13. Tamura T, Olin KL, Goldenberg RL, Johnson KE, DuBard MB, Keen CL. Plasma extracellular superoxide dysmutase activity in healthy pregnant women is not influenced by zinc supplementation. Biol Trace Elem Res 2001;80:107–14.

14. Kharb S. Total free radical trapping antioxidant potential in pre-eclampsia. Int J Gynaecol Obstet 2000;69:23–6.

15. Wang YP, Walsh SW, Guo JD, Zhang JY. Maternal levels of prostacyclin, thromboxane, vitamin E, and lipid peroxides throughout normal pregnancy. Am J Obstet Gynecol 1991;165:1690–4.

16. Yoshioka T, Ando M, Taniguchi K, Yamasaki F, Motoyama H. Lipoperoxidation and antioxidant substances in the human placenta during gestation. Nippon Sanka Fujinka Gakkai Zasshi 1990;42:1634–40.

17. Myatt L, Miodovnik M. Prediction of preeclampsia. Semin Perinatol 1999;23:45–57.

18. Roberts JM, Taylor RN, Musci TJ, Rodgers GM, Hubel CA, McLaughlin MK. Preeclampsia: an endothelial cell disorder. Am J Obstet Gynecol 1989;161:1200–04.

19. Poranen AK, Ekblad U, Uotila P, Ahotupa M. Lipid peroxidation and antioxidants in normal and pre-eclamptic pregnancies. Placenta 1996;17:401–05.

20. Watson AL, Palmer ME, Jauniaux E, Burton GJ. Variations in expression of copper/zinc superoxide dismutase in villous trophoblast of the human placenta with gestational age. Placenta 1997;18:295–9.

21. Poranen AK, Ekblad U, Uotila P, Ahotupa M. The effect of vitamin C and E on placental lipid peroxidation and antioxidative enzymes in perfused placenta. Acta Obstet Gynecol Scand 1998;77:372–6.

22. Wang Y, Walsh SW. Antioxidant activities and mRNA expression of superoxide dismutase, catalase, and glutathione peroxidase in normal and preeclamptic placentas. J Soc Gynecol Investig 1996;3:179–84.

23. Mohindra A, Kabi BC, Kaul N, Trivedi SS. Vitamin E and carotene status in preeclamptic pregnant women from India.

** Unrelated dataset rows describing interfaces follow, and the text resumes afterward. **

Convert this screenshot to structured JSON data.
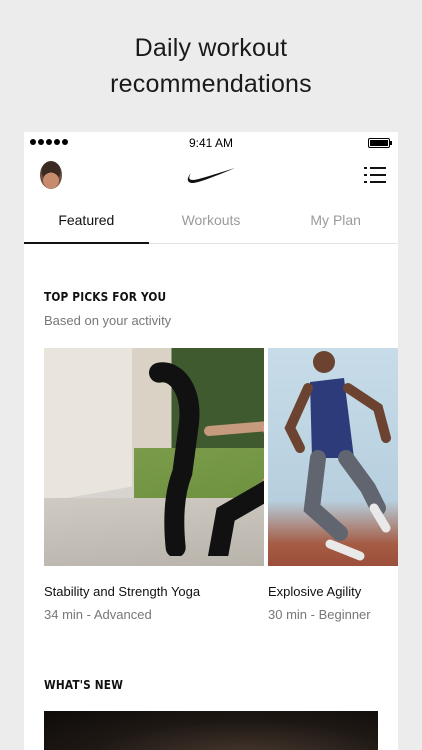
{
  "caption": {
    "line1": "Daily workout",
    "line2": "recommendations"
  },
  "status_bar": {
    "time": "9:41 AM"
  },
  "nav": {
    "avatar_icon": "user-avatar",
    "logo_icon": "nike-swoosh",
    "menu_icon": "list-menu-icon"
  },
  "tabs": [
    {
      "label": "Featured",
      "active": true
    },
    {
      "label": "Workouts",
      "active": false
    },
    {
      "label": "My Plan",
      "active": false
    }
  ],
  "top_picks": {
    "title": "TOP PICKS FOR YOU",
    "subtitle": "Based on your activity",
    "cards": [
      {
        "name": "Stability and Strength Yoga",
        "meta": "34 min - Advanced"
      },
      {
        "name": "Explosive Agility",
        "meta": "30 min - Beginner"
      }
    ]
  },
  "whats_new": {
    "title": "WHAT'S NEW"
  }
}
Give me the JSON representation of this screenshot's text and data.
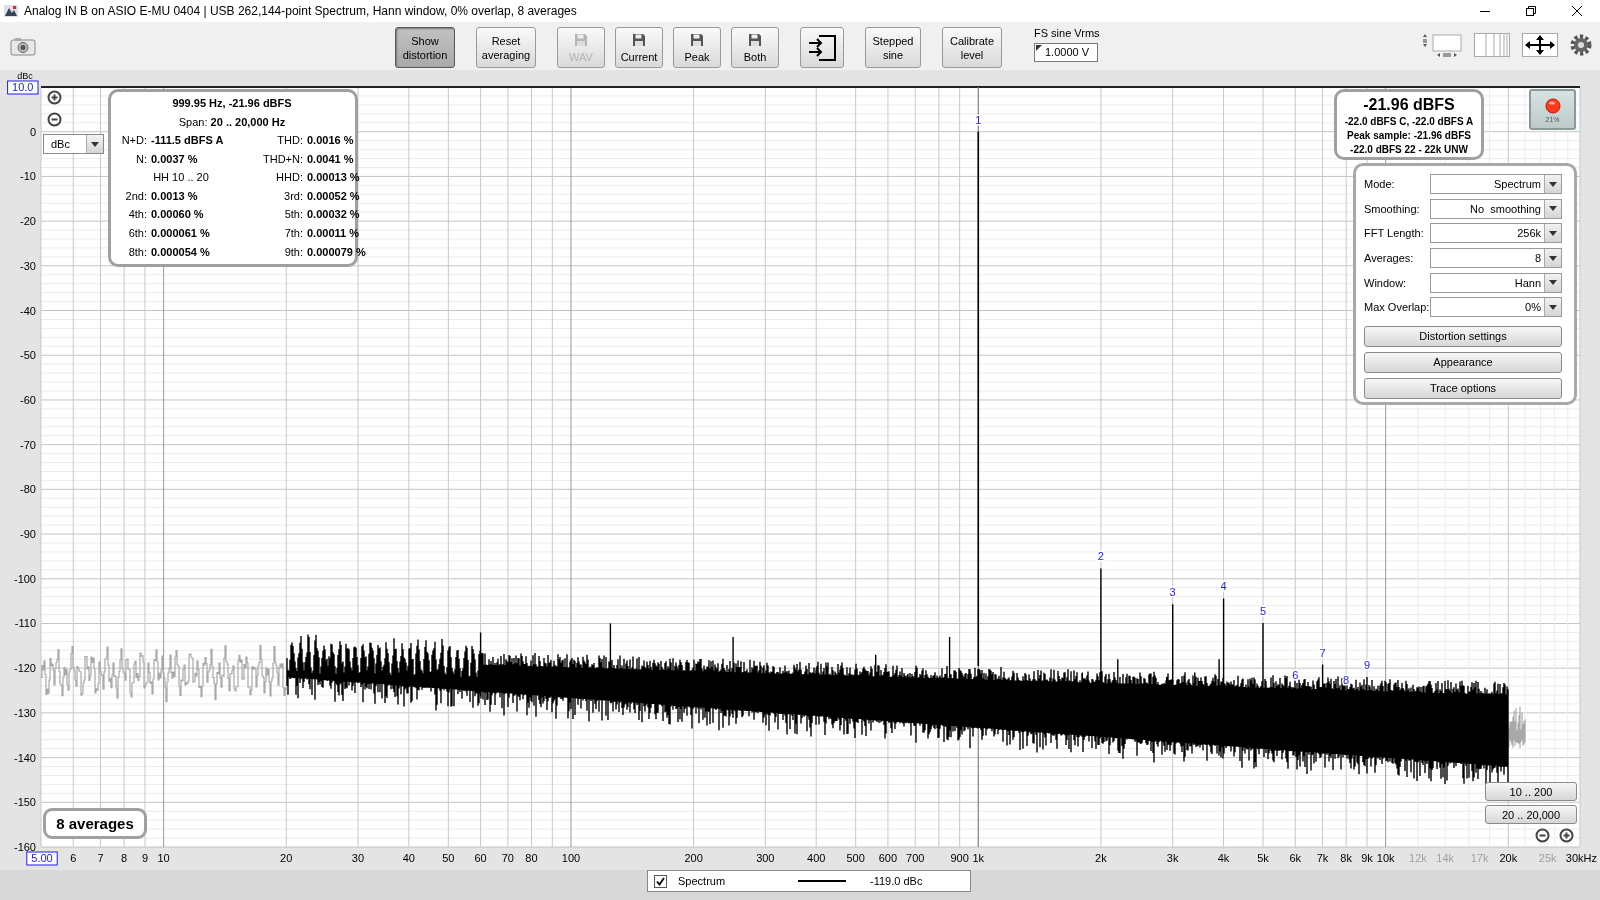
{
  "window": {
    "title": "Analog IN B on ASIO E-MU 0404 | USB 262,144-point Spectrum, Hann window, 0% overlap, 8 averages"
  },
  "toolbar": {
    "groups": [
      [
        {
          "kind": "text",
          "label": "Show distortion",
          "pressed": true,
          "disabled": false
        }
      ],
      [
        {
          "kind": "text",
          "label": "Reset averaging",
          "pressed": false,
          "disabled": false
        }
      ],
      [
        {
          "kind": "save",
          "label": "WAV",
          "pressed": false,
          "disabled": true
        },
        {
          "kind": "save",
          "label": "Current",
          "pressed": false,
          "disabled": false
        },
        {
          "kind": "save",
          "label": "Peak",
          "pressed": false,
          "disabled": false
        },
        {
          "kind": "save",
          "label": "Both",
          "pressed": false,
          "disabled": false
        }
      ],
      [
        {
          "kind": "export",
          "pressed": false,
          "disabled": false
        }
      ],
      [
        {
          "kind": "text",
          "label": "Stepped sine",
          "pressed": false,
          "disabled": false
        }
      ],
      [
        {
          "kind": "text",
          "label": "Calibrate level",
          "pressed": false,
          "disabled": false
        }
      ]
    ],
    "fs_sine": {
      "label": "FS sine Vrms",
      "value": "1.0000 V"
    }
  },
  "plot": {
    "unit_selector": {
      "value": "dBc"
    },
    "y_axis": {
      "unit": "dBc",
      "top_limit": "10.0",
      "labels": [
        "0",
        "-10",
        "-20",
        "-30",
        "-40",
        "-50",
        "-60",
        "-70",
        "-80",
        "-90",
        "-100",
        "-110",
        "-120",
        "-130",
        "-140",
        "-150",
        "-160"
      ]
    },
    "x_axis": {
      "start_limit": "5.00",
      "labels": [
        {
          "text": "6",
          "faint": false
        },
        {
          "text": "7",
          "faint": false
        },
        {
          "text": "8",
          "faint": false
        },
        {
          "text": "9",
          "faint": false
        },
        {
          "text": "10",
          "faint": false
        },
        {
          "text": "20",
          "faint": false
        },
        {
          "text": "30",
          "faint": false
        },
        {
          "text": "40",
          "faint": false
        },
        {
          "text": "50",
          "faint": false
        },
        {
          "text": "60",
          "faint": false
        },
        {
          "text": "70",
          "faint": false
        },
        {
          "text": "80",
          "faint": false
        },
        {
          "text": "100",
          "faint": false
        },
        {
          "text": "200",
          "faint": false
        },
        {
          "text": "300",
          "faint": false
        },
        {
          "text": "400",
          "faint": false
        },
        {
          "text": "500",
          "faint": false
        },
        {
          "text": "600",
          "faint": false
        },
        {
          "text": "700",
          "faint": false
        },
        {
          "text": "900",
          "faint": false
        },
        {
          "text": "1k",
          "faint": false
        },
        {
          "text": "2k",
          "faint": false
        },
        {
          "text": "3k",
          "faint": false
        },
        {
          "text": "4k",
          "faint": false
        },
        {
          "text": "5k",
          "faint": false
        },
        {
          "text": "6k",
          "faint": false
        },
        {
          "text": "7k",
          "faint": false
        },
        {
          "text": "8k",
          "faint": false
        },
        {
          "text": "9k",
          "faint": false
        },
        {
          "text": "10k",
          "faint": false
        },
        {
          "text": "12k",
          "faint": true
        },
        {
          "text": "14k",
          "faint": true
        },
        {
          "text": "17k",
          "faint": true
        },
        {
          "text": "20k",
          "faint": false
        },
        {
          "text": "25k",
          "faint": true
        },
        {
          "text": "30kHz",
          "faint": false
        }
      ]
    },
    "harmonic_markers": [
      "1",
      "2",
      "3",
      "4",
      "5",
      "6",
      "7",
      "8",
      "9"
    ],
    "readout": {
      "title": "999.95 Hz, -21.96 dBFS",
      "span": "Span: **20 .. 20,000 Hz**",
      "items": [
        {
          "label": "N+D:",
          "value": "-111.5 dBFS A"
        },
        {
          "label": "THD:",
          "value": "0.0016 %"
        },
        {
          "label": "N:",
          "value": "0.0037 %"
        },
        {
          "label": "THD+N:",
          "value": "0.0041 %"
        },
        {
          "label": "HH 10 .. 20"
        },
        {
          "label": "HHD:",
          "value": "0.00013 %"
        },
        {
          "label": "2nd:",
          "value": "0.0013 %"
        },
        {
          "label": "3rd:",
          "value": "0.00052 %"
        },
        {
          "label": "4th:",
          "value": "0.00060 %"
        },
        {
          "label": "5th:",
          "value": "0.00032 %"
        },
        {
          "label": "6th:",
          "value": "0.000061 %"
        },
        {
          "label": "7th:",
          "value": "0.00011 %"
        },
        {
          "label": "8th:",
          "value": "0.000054 %"
        },
        {
          "label": "9th:",
          "value": "0.000079 %"
        }
      ]
    },
    "level": {
      "value": "-21.96 dBFS",
      "lines": [
        "-22.0 dBFS C, -22.0 dBFS A",
        "Peak sample: -21.96 dBFS",
        "-22.0 dBFS 22 - 22k UNW"
      ]
    },
    "record": {
      "percent": "21%",
      "recording": true
    },
    "settings": {
      "fields": [
        {
          "label": "Mode:",
          "value": "Spectrum"
        },
        {
          "label": "Smoothing:",
          "value": "No  smoothing"
        },
        {
          "label": "FFT Length:",
          "value": "256k"
        },
        {
          "label": "Averages:",
          "value": "8"
        },
        {
          "label": "Window:",
          "value": "Hann"
        },
        {
          "label": "Max Overlap:",
          "value": "0%"
        }
      ],
      "buttons": [
        "Distortion settings",
        "Appearance",
        "Trace options"
      ]
    },
    "averages_badge": "8 averages",
    "range_buttons": [
      "10 .. 200",
      "20 .. 20,000"
    ]
  },
  "legend": [
    {
      "label": "Spectrum",
      "checked": true,
      "reading": "-119.0 dBc"
    }
  ]
}
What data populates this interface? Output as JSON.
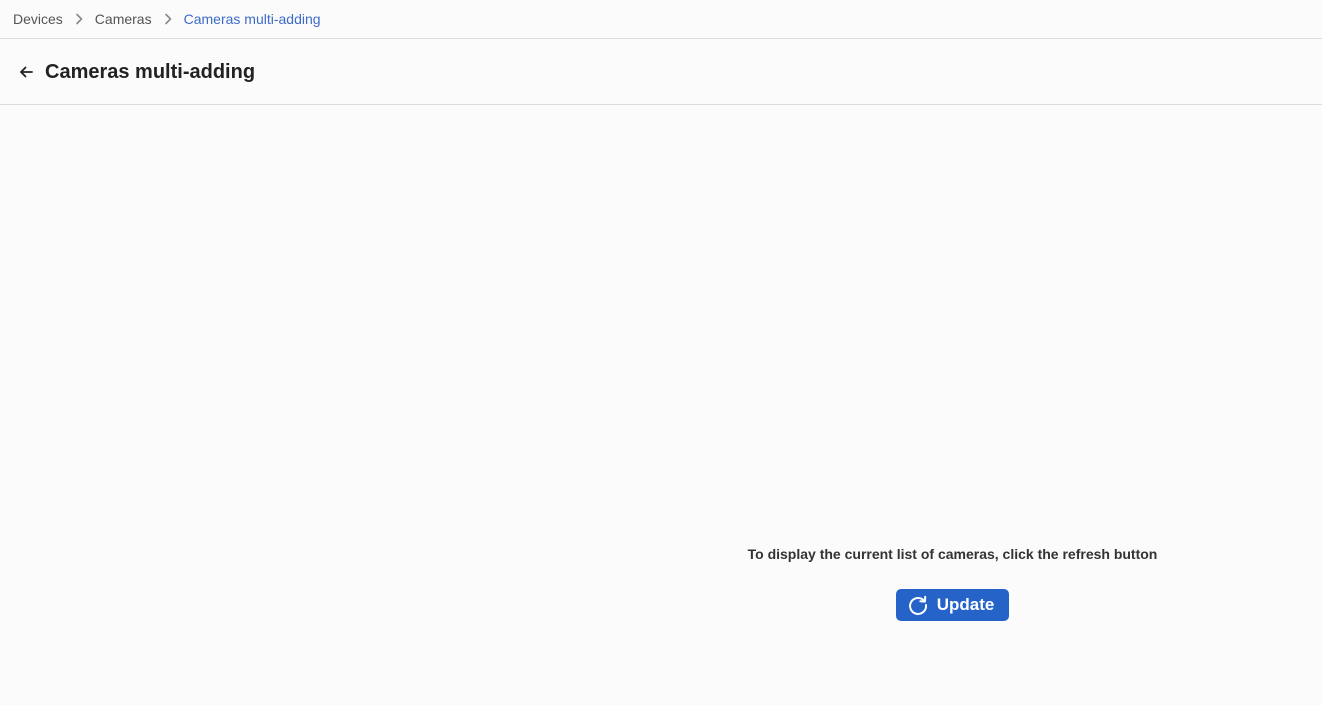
{
  "breadcrumb": {
    "items": [
      {
        "label": "Devices"
      },
      {
        "label": "Cameras"
      },
      {
        "label": "Cameras multi-adding"
      }
    ],
    "separator_icon": "chevron-right-icon"
  },
  "header": {
    "back_icon": "arrow-left-icon",
    "title": "Cameras multi-adding"
  },
  "empty_state": {
    "message": "To display the current list of cameras, click the refresh button",
    "update_button": {
      "label": "Update",
      "icon": "refresh-icon"
    }
  },
  "colors": {
    "accent": "#2563c9",
    "breadcrumb_current": "#3d6bc9",
    "background": "#fbfbfb",
    "divider": "#dcdcdc"
  }
}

Panminerva Med 2002;44:261-4.


Repository Staff Only: item control page